◆ EXERCISE OBJECTIVE
Reproduce each line of the entries that carries "screenshot".

[Stored items from a collection]
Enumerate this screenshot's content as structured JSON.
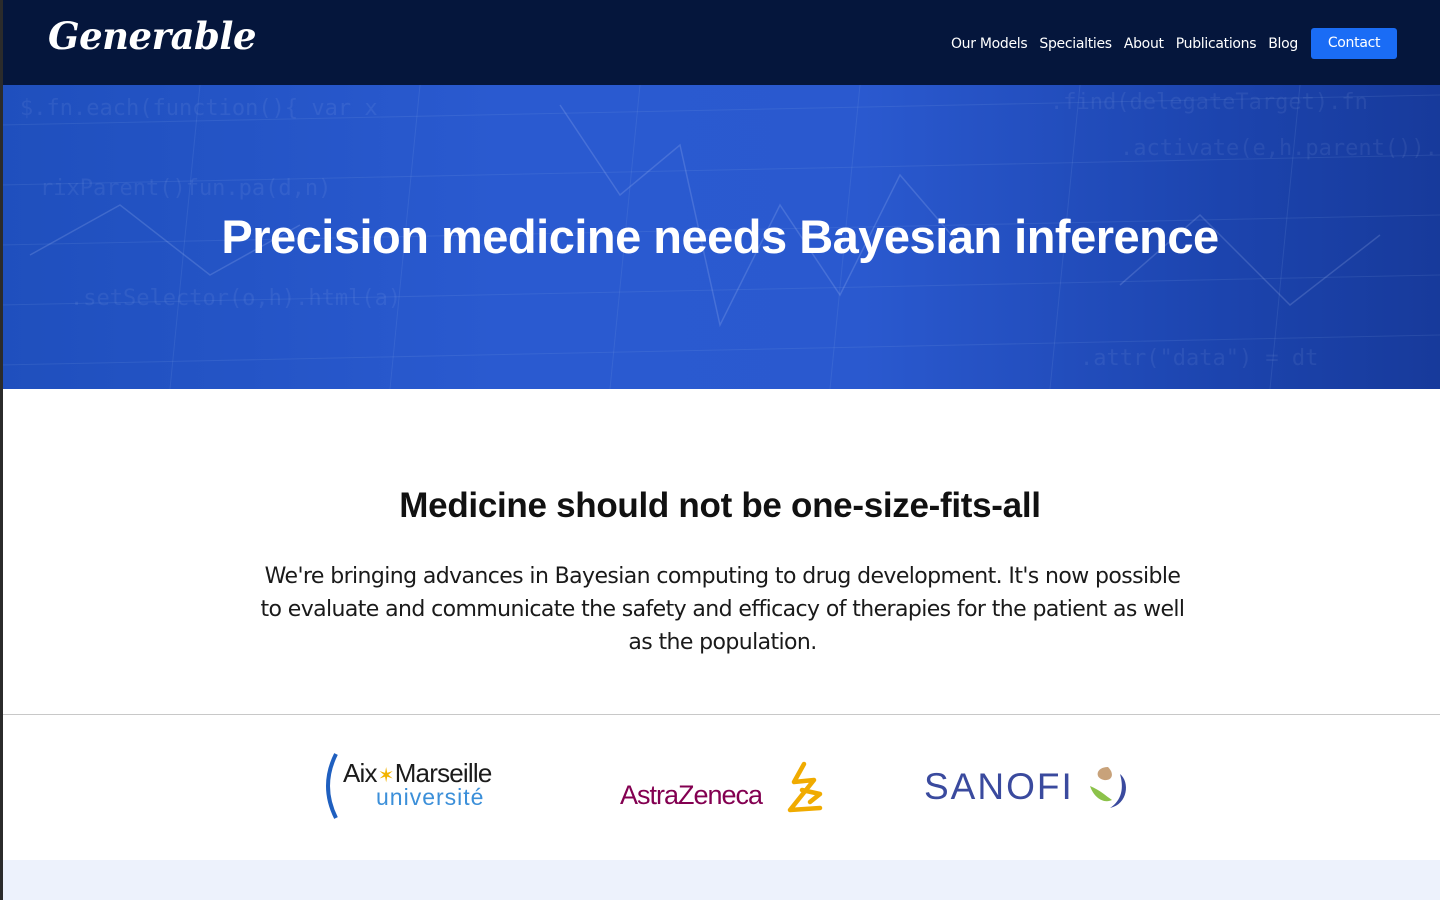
{
  "brand": {
    "logo_text": "Generable"
  },
  "nav": {
    "links": [
      "Our Models",
      "Specialties",
      "About",
      "Publications",
      "Blog"
    ],
    "contact_label": "Contact"
  },
  "hero": {
    "title": "Precision medicine needs Bayesian inference"
  },
  "intro": {
    "heading": "Medicine should not be one-size-fits-all",
    "body": "We're bringing advances in Bayesian computing to drug development. It's now possible to evaluate and communicate the safety and efficacy of therapies for the patient as well as the population."
  },
  "partners": {
    "amu": {
      "line1_a": "Aix",
      "line1_b": "Marseille",
      "line2": "université"
    },
    "astrazeneca": {
      "text": "AstraZeneca"
    },
    "sanofi": {
      "text": "SANOFI"
    }
  },
  "colors": {
    "navbar": "#05163c",
    "hero": "#2a59cf",
    "contact_button": "#1a6cf5",
    "astrazeneca": "#830051",
    "sanofi": "#3a4a9e",
    "amu_blue": "#3b8fd9",
    "bottom_band": "#edf2fc"
  }
}
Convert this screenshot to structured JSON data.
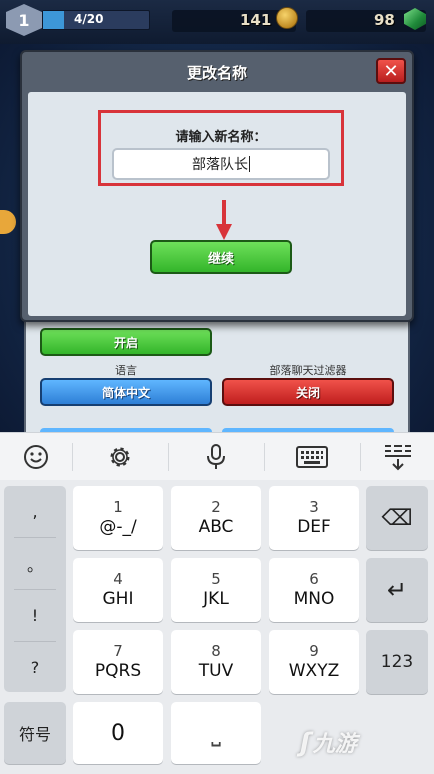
{
  "hud": {
    "level": "1",
    "xp": "4/20",
    "xp_progress": 0.2,
    "coins": "141",
    "gems": "98"
  },
  "dialog": {
    "title": "更改名称",
    "close_label": "✕",
    "prompt": "请输入新名称：",
    "input_value": "部落队长",
    "continue_label": "继续"
  },
  "settings": {
    "toggle_label": "开启",
    "language_label": "语言",
    "language_value": "简体中文",
    "filter_label": "部落聊天过滤器",
    "filter_value": "关闭"
  },
  "keyboard": {
    "left_keys": [
      ",",
      "。",
      "!",
      "?"
    ],
    "rows": [
      [
        {
          "num": "1",
          "letters": "@-_/"
        },
        {
          "num": "2",
          "letters": "ABC"
        },
        {
          "num": "3",
          "letters": "DEF"
        }
      ],
      [
        {
          "num": "4",
          "letters": "GHI"
        },
        {
          "num": "5",
          "letters": "JKL"
        },
        {
          "num": "6",
          "letters": "MNO"
        }
      ],
      [
        {
          "num": "7",
          "letters": "PQRS"
        },
        {
          "num": "8",
          "letters": "TUV"
        },
        {
          "num": "9",
          "letters": "WXYZ"
        }
      ]
    ],
    "symbols_label": "符号",
    "zero_label": "0",
    "space_glyph": "⎵",
    "mode_label": "123",
    "backspace_glyph": "⌫",
    "enter_glyph": "↵"
  },
  "watermark": "九游",
  "colors": {
    "highlight": "#d8343a",
    "primary_green": "#33b52a",
    "primary_blue": "#2e7fd6",
    "danger_red": "#c01e1e"
  }
}
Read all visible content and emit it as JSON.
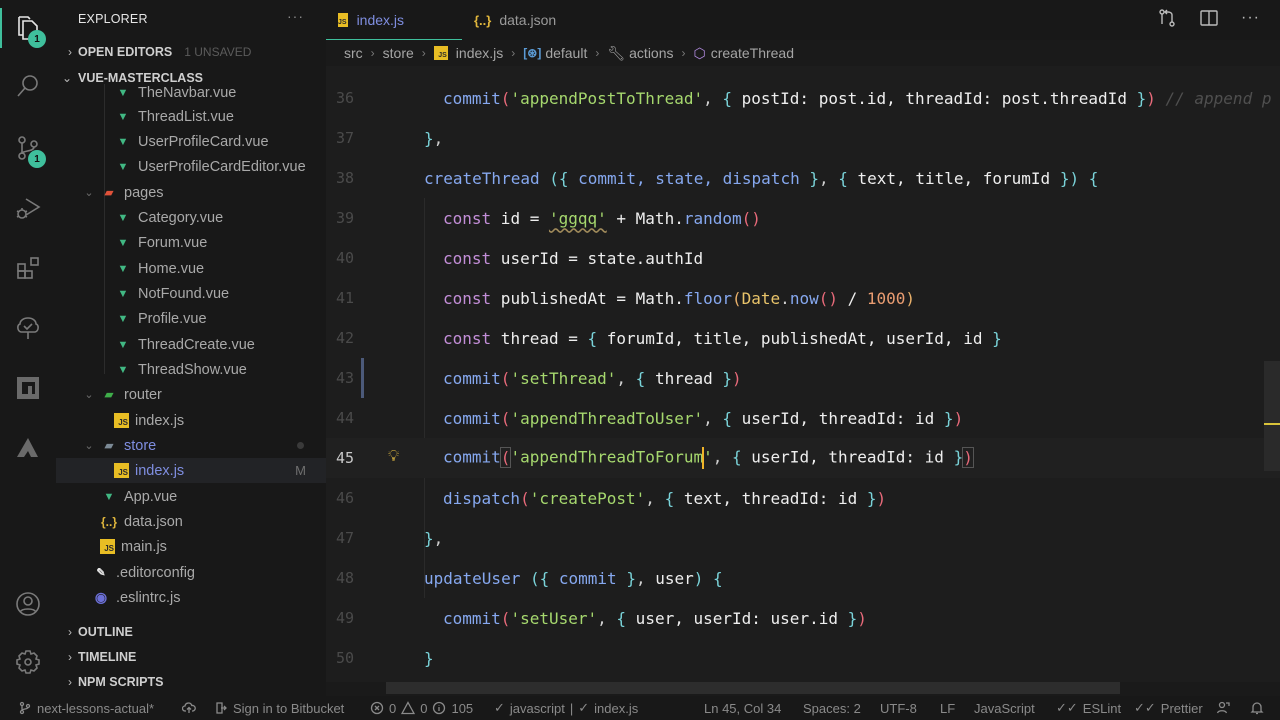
{
  "activity_bar": {
    "items": [
      {
        "icon": "files-icon",
        "badge": "1",
        "active": true
      },
      {
        "icon": "search-icon"
      },
      {
        "icon": "source-control-icon",
        "badge": "1"
      },
      {
        "icon": "run-debug-icon"
      },
      {
        "icon": "extensions-icon"
      },
      {
        "icon": "gitlens-tree-icon"
      },
      {
        "icon": "npm-icon"
      },
      {
        "icon": "atlassian-icon"
      }
    ],
    "bottom": [
      {
        "icon": "account-icon"
      },
      {
        "icon": "settings-gear-icon"
      }
    ]
  },
  "sidebar": {
    "title": "EXPLORER",
    "more": "···",
    "open_editors": {
      "label": "OPEN EDITORS",
      "sub": "1 UNSAVED"
    },
    "project": {
      "label": "VUE-MASTERCLASS"
    },
    "tree": [
      {
        "label": "TheNavbar.vue",
        "type": "vue",
        "depth": 3
      },
      {
        "label": "ThreadList.vue",
        "type": "vue",
        "depth": 3
      },
      {
        "label": "UserProfileCard.vue",
        "type": "vue",
        "depth": 3
      },
      {
        "label": "UserProfileCardEditor.vue",
        "type": "vue",
        "depth": 3
      },
      {
        "label": "pages",
        "type": "folder-pages",
        "depth": 2,
        "expanded": true
      },
      {
        "label": "Category.vue",
        "type": "vue",
        "depth": 3
      },
      {
        "label": "Forum.vue",
        "type": "vue",
        "depth": 3
      },
      {
        "label": "Home.vue",
        "type": "vue",
        "depth": 3
      },
      {
        "label": "NotFound.vue",
        "type": "vue",
        "depth": 3
      },
      {
        "label": "Profile.vue",
        "type": "vue",
        "depth": 3
      },
      {
        "label": "ThreadCreate.vue",
        "type": "vue",
        "depth": 3
      },
      {
        "label": "ThreadShow.vue",
        "type": "vue",
        "depth": 3
      },
      {
        "label": "router",
        "type": "folder-router",
        "depth": 2,
        "expanded": true
      },
      {
        "label": "index.js",
        "type": "js",
        "depth": 3
      },
      {
        "label": "store",
        "type": "folder",
        "depth": 2,
        "expanded": true,
        "modified": true
      },
      {
        "label": "index.js",
        "type": "js",
        "depth": 3,
        "selected": true,
        "status": "M"
      },
      {
        "label": "App.vue",
        "type": "vue",
        "depth": 2
      },
      {
        "label": "data.json",
        "type": "json",
        "depth": 2
      },
      {
        "label": "main.js",
        "type": "js",
        "depth": 2
      },
      {
        "label": ".editorconfig",
        "type": "editorconfig",
        "depth": 1
      },
      {
        "label": ".eslintrc.js",
        "type": "eslint",
        "depth": 1
      }
    ],
    "panels": [
      {
        "label": "OUTLINE"
      },
      {
        "label": "TIMELINE"
      },
      {
        "label": "NPM SCRIPTS"
      }
    ]
  },
  "tabs": [
    {
      "label": "index.js",
      "active": true,
      "dirty": true
    },
    {
      "label": "data.json",
      "active": false
    }
  ],
  "breadcrumb": {
    "items": [
      "src",
      "store",
      "index.js",
      "default",
      "actions",
      "createThread"
    ]
  },
  "editor": {
    "current_line": 45,
    "lines": [
      {
        "n": "36"
      },
      {
        "n": "37"
      },
      {
        "n": "38"
      },
      {
        "n": "39"
      },
      {
        "n": "40"
      },
      {
        "n": "41"
      },
      {
        "n": "42"
      },
      {
        "n": "43"
      },
      {
        "n": "44"
      },
      {
        "n": "45"
      },
      {
        "n": "46"
      },
      {
        "n": "47"
      },
      {
        "n": "48"
      },
      {
        "n": "49"
      },
      {
        "n": "50"
      }
    ],
    "tokens": {
      "commit": "commit",
      "dispatch": "dispatch",
      "const": "const",
      "appendPostToThread": "'appendPostToThread'",
      "postId_post_id": " postId: post.id, threadId: post.threadId ",
      "comment": "// append p",
      "createThread": "createThread",
      "createThread_params": " commit, state, dispatch ",
      "createThread_params2": " text, title, forumId ",
      "id": " id = ",
      "ggqq": "'ggqq'",
      "plus_math": " + Math.",
      "random": "random",
      "userId_decl": " userId = state.authId",
      "publishedAt_decl": " publishedAt = Math.",
      "floor": "floor",
      "Date": "Date",
      "now": "now",
      "div1000": " / ",
      "n1000": "1000",
      "thread_decl": " thread = ",
      "thread_obj": " forumId, title, publishedAt, userId, id ",
      "setThread": "'setThread'",
      "thread_arg": " thread ",
      "appendThreadToUser": "'appendThreadToUser'",
      "userId_threadId": " userId, threadId: id ",
      "appendThreadToForum": "'appendThreadToForum",
      "quote": "'",
      "createPost": "'createPost'",
      "text_threadId": " text, threadId: id ",
      "updateUser": "updateUser",
      "commit_only": " commit ",
      "user_arg": " user",
      "setUser": "'setUser'",
      "user_obj": " user, userId: user.id "
    }
  },
  "status_bar": {
    "branch": "next-lessons-actual*",
    "sign_in": "Sign in to Bitbucket",
    "errors": "0",
    "warnings": "0",
    "info": "105",
    "lint_js": "javascript",
    "lint_file": "index.js",
    "position": "Ln 45, Col 34",
    "spaces": "Spaces: 2",
    "encoding": "UTF-8",
    "eol": "LF",
    "language": "JavaScript",
    "eslint": "ESLint",
    "prettier": "Prettier"
  }
}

◆ YOUR RESPONSE
Enumerate this screenshot's content as structured JSON.
Convert this screenshot to structured JSON data.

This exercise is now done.